This content is not available in your region

French market watchdog to London: stop trading EU shares after Brexit

Access to the comments Comments
French market watchdog to London: stop trading EU shares after Brexit
FILE PHOTO: Financial traders work at their desks at CMC Markets in the City of London, Britain, April 11, 2019. REUTERS/Peter Nicholls/File Photo   -   Copyright  PETER NICHOLLS(Reuters)
Text size Aa Aa

By Huw Jones

LONDON (Reuters) – Britain should give investment firms clarity by signalling an end to the trading of European shares in the City of London after it leaves the European Union in October, a French regulator has said.

Analysts say a showdown over share trading between Brussels and Switzerland is a reminder to London what it could face after Brexit if it clashed with the bloc in financial regulation.

The EU has refused to renew Switzerland’s regulatory “equivalence” which allows investment firms in the bloc to trade on Swiss exchanges directly.
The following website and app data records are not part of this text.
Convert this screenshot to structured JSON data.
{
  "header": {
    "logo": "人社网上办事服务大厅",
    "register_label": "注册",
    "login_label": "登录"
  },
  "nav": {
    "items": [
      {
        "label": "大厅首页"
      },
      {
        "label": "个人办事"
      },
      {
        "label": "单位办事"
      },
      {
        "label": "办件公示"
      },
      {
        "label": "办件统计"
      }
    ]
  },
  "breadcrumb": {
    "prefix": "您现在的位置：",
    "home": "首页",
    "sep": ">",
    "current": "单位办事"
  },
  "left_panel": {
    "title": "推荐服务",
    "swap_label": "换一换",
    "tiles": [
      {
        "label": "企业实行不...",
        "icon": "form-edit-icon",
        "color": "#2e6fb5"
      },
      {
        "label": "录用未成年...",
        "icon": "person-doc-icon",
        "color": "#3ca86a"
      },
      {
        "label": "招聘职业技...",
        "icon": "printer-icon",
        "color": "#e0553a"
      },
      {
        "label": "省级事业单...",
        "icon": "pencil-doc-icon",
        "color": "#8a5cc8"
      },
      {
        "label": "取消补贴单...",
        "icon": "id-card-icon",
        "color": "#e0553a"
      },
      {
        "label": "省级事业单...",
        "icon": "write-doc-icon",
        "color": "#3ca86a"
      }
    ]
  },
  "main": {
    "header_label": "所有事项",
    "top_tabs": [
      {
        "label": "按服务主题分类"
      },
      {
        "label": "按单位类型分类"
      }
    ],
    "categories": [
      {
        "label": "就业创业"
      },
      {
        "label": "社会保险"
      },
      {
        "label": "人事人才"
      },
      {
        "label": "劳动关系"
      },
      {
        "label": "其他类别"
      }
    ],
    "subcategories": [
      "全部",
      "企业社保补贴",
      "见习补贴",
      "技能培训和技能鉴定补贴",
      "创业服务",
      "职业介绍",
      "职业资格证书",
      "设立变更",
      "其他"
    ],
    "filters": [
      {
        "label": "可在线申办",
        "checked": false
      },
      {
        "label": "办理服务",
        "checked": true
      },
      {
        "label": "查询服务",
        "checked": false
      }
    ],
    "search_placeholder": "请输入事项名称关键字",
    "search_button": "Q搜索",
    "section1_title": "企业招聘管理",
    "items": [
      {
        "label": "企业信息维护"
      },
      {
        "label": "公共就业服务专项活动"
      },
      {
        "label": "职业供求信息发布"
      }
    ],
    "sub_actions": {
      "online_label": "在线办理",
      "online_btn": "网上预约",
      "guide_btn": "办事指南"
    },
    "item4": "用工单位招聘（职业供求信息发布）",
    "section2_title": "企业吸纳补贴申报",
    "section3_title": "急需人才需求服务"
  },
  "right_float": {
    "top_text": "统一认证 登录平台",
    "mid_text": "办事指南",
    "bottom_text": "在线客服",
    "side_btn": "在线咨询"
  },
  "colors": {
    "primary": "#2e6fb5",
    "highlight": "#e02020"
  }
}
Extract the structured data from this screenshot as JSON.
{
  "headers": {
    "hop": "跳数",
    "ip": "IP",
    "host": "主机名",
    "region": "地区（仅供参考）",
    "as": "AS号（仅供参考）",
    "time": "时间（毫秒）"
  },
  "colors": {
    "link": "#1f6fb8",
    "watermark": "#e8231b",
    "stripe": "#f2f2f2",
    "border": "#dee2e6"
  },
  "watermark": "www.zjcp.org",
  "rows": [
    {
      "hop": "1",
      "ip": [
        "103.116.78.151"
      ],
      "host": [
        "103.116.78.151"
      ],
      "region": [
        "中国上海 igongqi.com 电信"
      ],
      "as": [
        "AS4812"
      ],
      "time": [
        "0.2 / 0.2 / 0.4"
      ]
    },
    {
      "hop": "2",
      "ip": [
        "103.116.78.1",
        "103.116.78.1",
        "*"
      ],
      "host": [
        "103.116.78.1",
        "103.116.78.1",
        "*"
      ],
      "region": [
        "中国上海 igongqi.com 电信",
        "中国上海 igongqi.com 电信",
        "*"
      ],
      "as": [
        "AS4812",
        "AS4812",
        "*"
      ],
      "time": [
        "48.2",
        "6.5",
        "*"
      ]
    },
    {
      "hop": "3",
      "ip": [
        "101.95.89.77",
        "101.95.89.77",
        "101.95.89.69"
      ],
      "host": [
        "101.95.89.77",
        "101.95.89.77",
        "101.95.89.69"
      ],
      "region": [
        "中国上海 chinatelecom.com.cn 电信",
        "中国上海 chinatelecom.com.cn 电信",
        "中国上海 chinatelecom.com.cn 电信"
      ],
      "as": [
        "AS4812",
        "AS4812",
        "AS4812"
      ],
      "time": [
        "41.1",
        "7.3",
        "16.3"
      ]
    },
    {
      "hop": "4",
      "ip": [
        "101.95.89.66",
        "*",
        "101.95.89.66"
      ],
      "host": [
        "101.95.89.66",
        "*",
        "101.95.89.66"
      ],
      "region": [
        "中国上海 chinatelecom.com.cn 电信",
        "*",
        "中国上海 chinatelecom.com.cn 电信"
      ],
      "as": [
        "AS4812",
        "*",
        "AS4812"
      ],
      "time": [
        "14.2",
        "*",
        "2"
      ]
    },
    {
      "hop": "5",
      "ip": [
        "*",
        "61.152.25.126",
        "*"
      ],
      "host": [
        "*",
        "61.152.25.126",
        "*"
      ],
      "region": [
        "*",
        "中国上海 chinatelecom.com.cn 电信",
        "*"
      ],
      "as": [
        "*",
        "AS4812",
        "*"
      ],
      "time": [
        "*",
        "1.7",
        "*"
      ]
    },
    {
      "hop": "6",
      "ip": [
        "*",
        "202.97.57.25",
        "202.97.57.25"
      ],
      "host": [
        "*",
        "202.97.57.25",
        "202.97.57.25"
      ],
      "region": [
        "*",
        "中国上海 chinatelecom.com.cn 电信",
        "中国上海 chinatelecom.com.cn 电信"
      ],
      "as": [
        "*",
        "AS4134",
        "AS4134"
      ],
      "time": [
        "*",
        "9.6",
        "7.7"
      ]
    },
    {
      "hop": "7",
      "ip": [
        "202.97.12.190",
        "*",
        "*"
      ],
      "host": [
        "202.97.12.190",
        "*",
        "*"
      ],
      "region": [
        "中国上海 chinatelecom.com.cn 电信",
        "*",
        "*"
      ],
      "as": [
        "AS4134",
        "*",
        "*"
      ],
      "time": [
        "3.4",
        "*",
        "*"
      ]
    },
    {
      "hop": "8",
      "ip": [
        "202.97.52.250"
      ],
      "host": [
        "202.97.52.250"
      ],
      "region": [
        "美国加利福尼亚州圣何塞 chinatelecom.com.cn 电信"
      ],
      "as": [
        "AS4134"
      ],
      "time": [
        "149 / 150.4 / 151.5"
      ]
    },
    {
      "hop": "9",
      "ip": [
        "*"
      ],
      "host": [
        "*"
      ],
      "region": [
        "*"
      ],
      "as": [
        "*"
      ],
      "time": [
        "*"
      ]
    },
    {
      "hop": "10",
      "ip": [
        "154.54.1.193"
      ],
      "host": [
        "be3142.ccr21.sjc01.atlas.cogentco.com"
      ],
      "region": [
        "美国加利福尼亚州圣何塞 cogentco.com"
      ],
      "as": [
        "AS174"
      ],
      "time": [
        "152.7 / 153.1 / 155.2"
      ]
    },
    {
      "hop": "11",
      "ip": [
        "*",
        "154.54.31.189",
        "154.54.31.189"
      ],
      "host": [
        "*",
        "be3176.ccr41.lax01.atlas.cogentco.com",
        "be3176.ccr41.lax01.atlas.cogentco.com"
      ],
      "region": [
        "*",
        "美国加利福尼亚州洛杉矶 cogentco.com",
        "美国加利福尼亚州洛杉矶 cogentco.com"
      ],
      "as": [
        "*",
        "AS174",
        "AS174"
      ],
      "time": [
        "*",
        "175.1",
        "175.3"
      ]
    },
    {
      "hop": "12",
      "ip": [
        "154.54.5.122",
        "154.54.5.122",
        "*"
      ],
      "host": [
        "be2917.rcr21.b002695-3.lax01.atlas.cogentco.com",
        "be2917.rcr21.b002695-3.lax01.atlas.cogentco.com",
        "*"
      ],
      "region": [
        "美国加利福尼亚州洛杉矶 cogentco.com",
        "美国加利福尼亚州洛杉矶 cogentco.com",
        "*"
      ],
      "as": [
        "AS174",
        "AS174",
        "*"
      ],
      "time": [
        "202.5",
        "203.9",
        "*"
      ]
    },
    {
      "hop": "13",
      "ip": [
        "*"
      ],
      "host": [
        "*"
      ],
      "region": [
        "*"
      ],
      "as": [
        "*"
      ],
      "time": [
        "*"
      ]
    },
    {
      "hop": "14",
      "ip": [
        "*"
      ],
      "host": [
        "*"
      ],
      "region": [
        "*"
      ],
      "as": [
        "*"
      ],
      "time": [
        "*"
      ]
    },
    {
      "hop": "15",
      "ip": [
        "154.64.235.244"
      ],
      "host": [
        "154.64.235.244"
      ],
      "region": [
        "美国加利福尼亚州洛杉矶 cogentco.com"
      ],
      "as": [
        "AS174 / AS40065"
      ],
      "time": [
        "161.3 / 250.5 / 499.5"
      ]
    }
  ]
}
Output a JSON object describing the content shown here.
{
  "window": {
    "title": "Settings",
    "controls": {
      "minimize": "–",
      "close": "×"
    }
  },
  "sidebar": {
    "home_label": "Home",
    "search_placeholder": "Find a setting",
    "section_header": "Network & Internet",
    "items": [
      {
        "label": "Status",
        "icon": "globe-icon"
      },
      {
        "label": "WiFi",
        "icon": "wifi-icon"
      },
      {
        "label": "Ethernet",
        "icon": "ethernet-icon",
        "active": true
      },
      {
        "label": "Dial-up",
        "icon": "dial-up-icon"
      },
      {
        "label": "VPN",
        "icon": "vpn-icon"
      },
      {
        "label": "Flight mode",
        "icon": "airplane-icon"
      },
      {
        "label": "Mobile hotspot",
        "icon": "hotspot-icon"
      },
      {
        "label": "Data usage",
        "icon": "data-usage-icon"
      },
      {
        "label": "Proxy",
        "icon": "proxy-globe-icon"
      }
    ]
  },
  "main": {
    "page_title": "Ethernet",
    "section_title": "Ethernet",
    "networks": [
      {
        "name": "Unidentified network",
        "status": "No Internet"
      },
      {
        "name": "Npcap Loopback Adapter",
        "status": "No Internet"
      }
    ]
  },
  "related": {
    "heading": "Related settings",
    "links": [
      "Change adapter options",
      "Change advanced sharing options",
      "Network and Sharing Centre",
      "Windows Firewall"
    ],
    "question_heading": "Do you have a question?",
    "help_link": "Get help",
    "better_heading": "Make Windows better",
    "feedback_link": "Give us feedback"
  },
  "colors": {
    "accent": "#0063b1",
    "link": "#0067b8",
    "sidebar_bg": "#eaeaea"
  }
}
Bern is retaliating with an order that Swiss shares can only be traded on Swiss exchanges from Monday.

In a sign that European regulators’ attitudes towards Britain are hardening, Natasha Cazenave, head of international policy at French markets watchdog AMF, said trading in EU-listed shares should take place inside the bloc after Brexit.

Shares in some of the biggest companies from across the EU are currently traded on their home exchange and in London on pan-European platforms Cboe <CBOE.Z>, Aquis <AQX.L> and Turquoise <LSE.L>.

Cboe alone accounts for over 20 percent of trading in German, Dutch, Belgian, French, Swedish, and Spanish shares.

The bloc’s markets regulator, the European Securities and Markets Authority (ESMA), ruled in May that in the event of a no-deal Brexit in October, investment firms in the EU must trade about 6,000 EU-listed shares on exchanges in the bloc.

This would force funds and other users to redirect trading from London to the EU.

Cazenave said the AMF “strongly supports” ESMA’s stance, saying it could also form the basis for future relations between the EU and Britain in share trading.

“It’s a pragmatic and straightforward approach, that provides clarity to stakeholders on what would be required in the event of a no-deal Brexit,” Cazenave told Reuters.

“Hopefully Britain will reciprocate,” Cazenave said.

The EU ruling is known as a share trading obligation (STO), but Britain’s Financial Conduct Authority (FCA) has yet to formulate its own.

Reciprocating would mean Britain adopting an STO that required UK investment firms to trade UK shares in Britain, but made no reference to where EU shares should be traded, some of which have a dual listing in London.

Cazenave said a situation where a UK STO and an EU STO do not overlap could become the ready-made basis of cross-border share trading between Britain and the EU in future.

It would mean Britain not having to seek the same type of equivalence share trading deal from Brussels after Brexit that has come unstuck for Switzerland.

Britain has said it should have no problem obtaining equivalence from Brussels for UK exchanges to continue serving EU customers. FCA Chief Executive Andrew Bailey has said that investors should have a choice on where to trade.

Aquis has described ESMA’s STO as a “land grab” by an EU wanting to build up its own capital market after Brexit by splitting liquidity and damaging prices.

It, along with Cboe and Turquoise, have set up new hubs in Amsterdam and Paris to cater for any post-Brexit situation that arises.

“Fragmentation is due to Brexit and not Europe,” Cazenave said.

A senior exchange official said Brexit has made the EU realise how the STO, meant to be a technical provision, is a powerful political tool in Brussels’ armoury.

“It’s a warning shot to Britain about what happens if you don’t get a Brexit deal. It’s mutual self-destruction if both sides apply hard STOs and won’t be beneficial to anybody,” the official said.

(Reporting by Huw Jones; Editing by Toby Chopra)

euronews provides breaking news articles from reuters as a service to its readers, but does not edit the articles it publishes. Articles appear on for a limited time.